## Work item
Your task is to reproduce the listing exactly, without its images.

## Provided entries
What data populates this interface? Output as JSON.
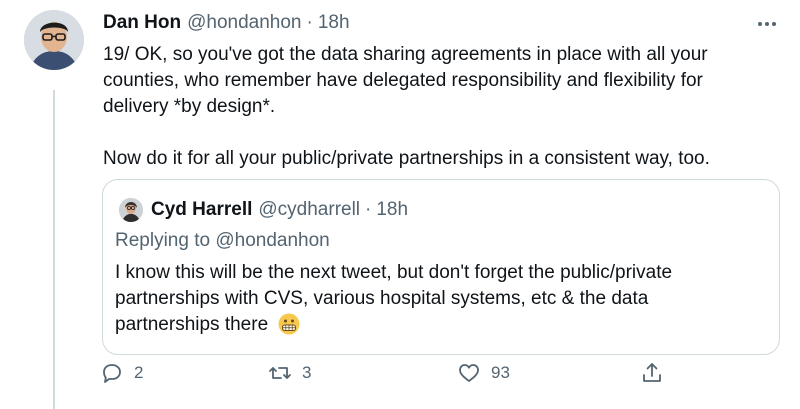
{
  "tweet": {
    "author_name": "Dan Hon",
    "handle": "@hondanhon",
    "separator": "·",
    "time": "18h",
    "text_lines": [
      "19/ OK, so you've got the data sharing agreements in place with all your",
      "counties, who remember have delegated responsibility and flexibility for",
      "delivery *by design*."
    ],
    "text_lines_2": [
      "Now do it for all your public/private partnerships in a consistent way, too."
    ]
  },
  "quote": {
    "author_name": "Cyd Harrell",
    "handle": "@cydharrell",
    "separator": "·",
    "time": "18h",
    "replying_to": "Replying to @hondanhon",
    "text_lines": [
      "I know this will be the next tweet, but don't forget the public/private",
      "partnerships with CVS, various hospital systems, etc & the data",
      "partnerships there"
    ],
    "emoji_icon": "grimacing-face-icon"
  },
  "actions": {
    "reply_count": "2",
    "retweet_count": "3",
    "like_count": "93"
  },
  "colors": {
    "text": "#0f1419",
    "muted": "#536471",
    "border": "#cfd9de"
  }
}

## Result of this task
What data populates this interface? Output as JSON.
{
  "tweet": {
    "author_name": "Dan Hon",
    "handle": "@hondanhon",
    "separator": "·",
    "time": "18h",
    "text_lines": [
      "19/ OK, so you've got the data sharing agreements in place with all your",
      "counties, who remember have delegated responsibility and flexibility for",
      "delivery *by design*."
    ],
    "text_lines_2": [
      "Now do it for all your public/private partnerships in a consistent way, too."
    ]
  },
  "quote": {
    "author_name": "Cyd Harrell",
    "handle": "@cydharrell",
    "separator": "·",
    "time": "18h",
    "replying_to": "Replying to @hondanhon",
    "text_lines": [
      "I know this will be the next tweet, but don't forget the public/private",
      "partnerships with CVS, various hospital systems, etc & the data",
      "partnerships there"
    ],
    "emoji_icon": "grimacing-face-icon"
  },
  "actions": {
    "reply_count": "2",
    "retweet_count": "3",
    "like_count": "93"
  },
  "colors": {
    "text": "#0f1419",
    "muted": "#536471",
    "border": "#cfd9de"
  }
}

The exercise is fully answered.